While Estonia showed the highest rates of new HIV diagnosis, the EU report praised Estonia's efforts to tackle the epidemic. At the launch of the HIV/AIDS Surveillance in Europe report in Tallinn, Estonia, Zsuzsanna Jakab said, “In response to the high levels of HIV infection being reported, Estonia has launched an ambitious long-term plan for 2006-2015. This plan includes new initiatives on surveillance, prevention and treatment. We at ECDC are supportive of the work being done by the Estonian government to reverse the trend of increasing HIV infection rates. On behalf of ECDC, I have pledged to support Estonia in a number of priority areas, including on surveillance, sharing country experiences and providing European guidance on HIV testing”.

In non-EU areas of Europe, the number of cases is also continuing to rise, with particularly high rates in Ukraine (288 per million) and Russia (275 per million). The data showed that in 2006, a total of 86,912 new HIV infections were reported across 50 of the 53 countries of the WHO European Region.

Eastern and western WHO European regions

In 2006, over two thirds of the new HIV diagnoses in Europe were reported in the former Soviet Union countries (the East of Europe) with 59,866 new cases or 211 new diagnoses per million inhabitants). Of these, 41% were female and 27% were young people aged 15-24. The predominant mode of HIV transmission was injecting drug use (22,185 cases) although there has been a five-fold increase in heterosexually-acquired cases since 1999.

In western Europe 25,241 new HIV diagnoses were reported in 2006 (82.5 per million inhabitants) of which 35% were female and 10% aged 15-24 years old. The predominant mode of transmission was heterosexual (10,722) but approximately 43% of cases originated from countries with a generalised epidemic (e.g. sub-Saharan Africa).

Between 2002 and 2006, 32 countries in the WHO European region reported an increase in HIV testing, with nine countries reporting a decrease. The greater uptake of testing accounts for some of the increase in diagnoses.

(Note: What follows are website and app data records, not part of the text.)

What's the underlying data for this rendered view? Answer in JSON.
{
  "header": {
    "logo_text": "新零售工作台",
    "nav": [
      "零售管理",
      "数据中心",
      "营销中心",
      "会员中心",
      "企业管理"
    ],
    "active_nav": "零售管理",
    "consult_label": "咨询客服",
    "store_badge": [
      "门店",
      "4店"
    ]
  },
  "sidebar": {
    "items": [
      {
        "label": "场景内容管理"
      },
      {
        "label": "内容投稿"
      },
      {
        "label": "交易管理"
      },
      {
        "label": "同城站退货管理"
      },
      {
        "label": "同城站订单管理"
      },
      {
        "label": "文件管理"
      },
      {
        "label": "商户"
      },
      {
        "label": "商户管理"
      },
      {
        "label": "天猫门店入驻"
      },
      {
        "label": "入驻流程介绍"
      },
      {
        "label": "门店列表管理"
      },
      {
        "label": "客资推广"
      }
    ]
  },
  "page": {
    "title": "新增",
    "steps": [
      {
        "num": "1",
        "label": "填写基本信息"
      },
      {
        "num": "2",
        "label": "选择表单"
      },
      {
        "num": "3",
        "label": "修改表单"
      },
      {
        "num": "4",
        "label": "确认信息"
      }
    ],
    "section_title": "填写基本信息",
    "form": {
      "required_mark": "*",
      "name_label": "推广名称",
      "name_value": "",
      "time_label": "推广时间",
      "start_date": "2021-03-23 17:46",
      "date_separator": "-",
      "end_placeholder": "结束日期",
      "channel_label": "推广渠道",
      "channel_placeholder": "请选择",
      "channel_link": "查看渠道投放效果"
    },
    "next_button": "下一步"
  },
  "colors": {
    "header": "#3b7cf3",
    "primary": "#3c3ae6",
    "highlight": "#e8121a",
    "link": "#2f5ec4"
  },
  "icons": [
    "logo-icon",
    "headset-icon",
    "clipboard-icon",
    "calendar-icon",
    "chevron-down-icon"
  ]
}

Herida M et al. HIV/AIDS in Europe: epidemiological situation in 2007 and a new framework for surveillance. Eurosurveillance Weekly Release: 12, 11, November 22nd 2007.